India among top markets for Clubhouse within weeks of launch
Within weeks of the Android launch, the invite-only platform has reached over two million user base. Clubhouse, however, did not disclose the number of users it has in India.
India features among the top markets for Clubhouse within weeks of launch of the voice-based social networking app in the country, according to senior company officials.
The platform, which launched its Android version and expanded to the Indian market last month, also said it will work towards following the recently announced social media rules in the country.
"India is obviously not a single community but many communities all across India and it is one of our top markets now as a whole.

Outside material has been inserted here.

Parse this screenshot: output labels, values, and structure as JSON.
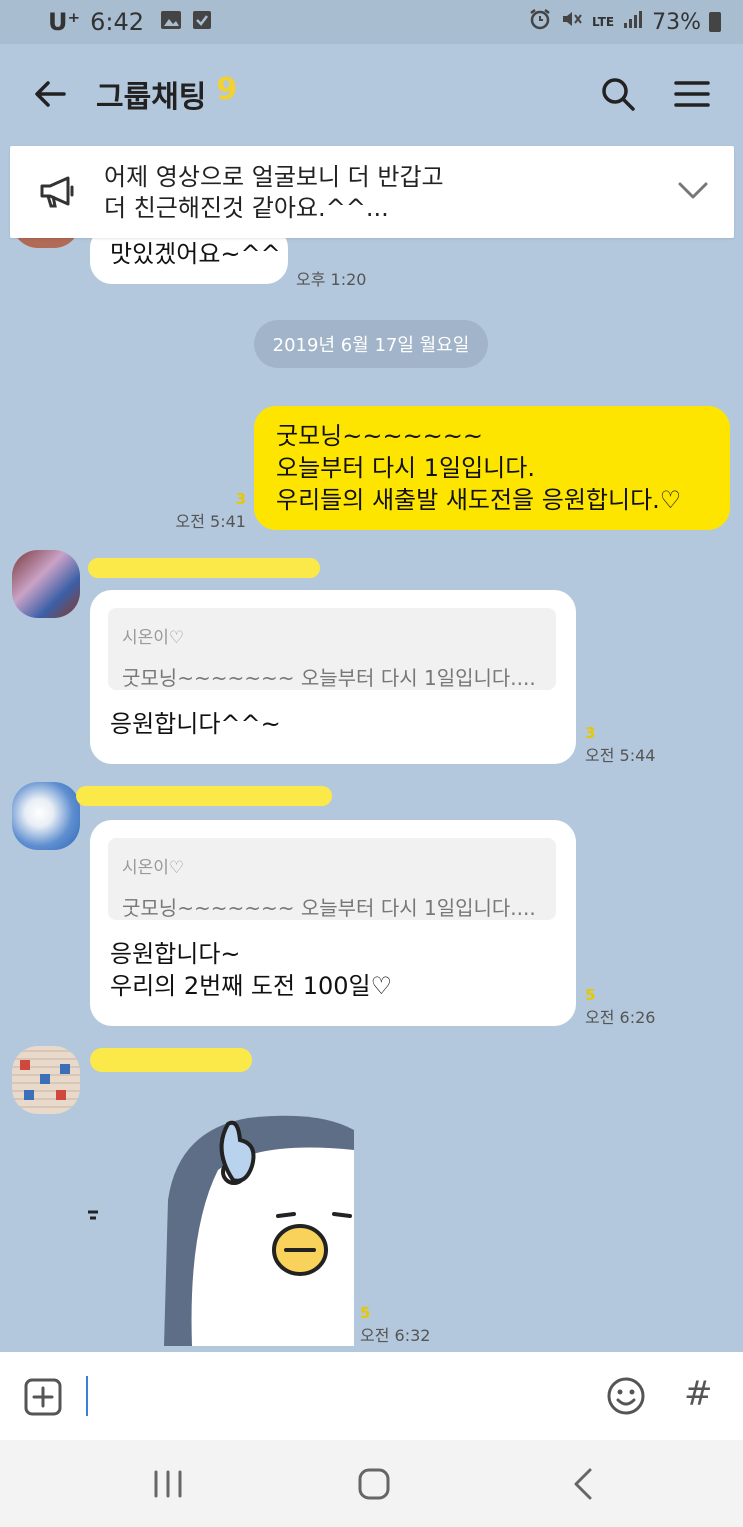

"The really exciting thing is seeing people within India meeting people from other parts of India, (and) seeing people all over the world connect with Indian rooms, users, and content," Clubhouse co-founder Paul Davison told reporters in a virtual briefing.
Within weeks of the Android launch, the invite-only platform has reached over two million users. Clubhouse, however, did not disclose the number of users it has in India.
The company has roped in former Facebook executive Aarthi Ramamurthy as Head (International).
Asked about his views on the recently announced social media rules in India, Davison said the company is still small in terms of staff strength but remains committed to following them.
"...our goal is to work to ensure that the platform is in line with the country's laws and regulations. And so that's absolutely on our radar and something we'll be working towards," he added.
The new rules for social media companies, which came into effect last month, mandate social media platforms to undertake greater due diligence and make these digital platforms more accountable and responsible for the content hosted by them.
Under the new rules, social media companies will have to take down flagged content within 36 hours, and remove within 24 hours content that is flagged for nudity, pornography, etc.
The Centre had said the new rules are designed to prevent abuse and misuse of platforms, and offer users a robust forum for grievance redressal.
Non-compliance with the rules would result in these platforms losing the intermediary status that provides them immunity from liabilities over any third-party data hosted by them. In other words, they could be liable for criminal action in case of complaints.
"...we have a temporary encrypted buffer of the audio that lasts for the duration of the room. If someone reports a trust and safety incident, then that audio is taken and sent to the Trust and Safety Team and is used solely for the purpose of the investigation...
"...in the vast majority of cases, there are no incidents reported within a room, and in those cases, the audio is not saved after the room ends," he explained.
He noted that the company looks at trust and safety and moderation along three dimensions -- people, policies, and the product.
Davison pointed out that the moderators of rooms have control over who they want to allow to speak or even block.
Clubhouse co-founder Rohan Seth said the company is also aggressively working on monetisation plans, and will look at adding various options like payments, subscription, ticketing, and tipping.
"The main thing we want to make sure is that we are covered both from a compliance point of view and user experience point of view...
"It's only about a week or so that we scaled payments in the US and we are still gathering feedback, we want to make sure the experience is good, and then we are going to aggressively plan to scale internationally and if I had to guess, India would be one of the first few markets we would want to do that," he said.
Edited by Megha Reddy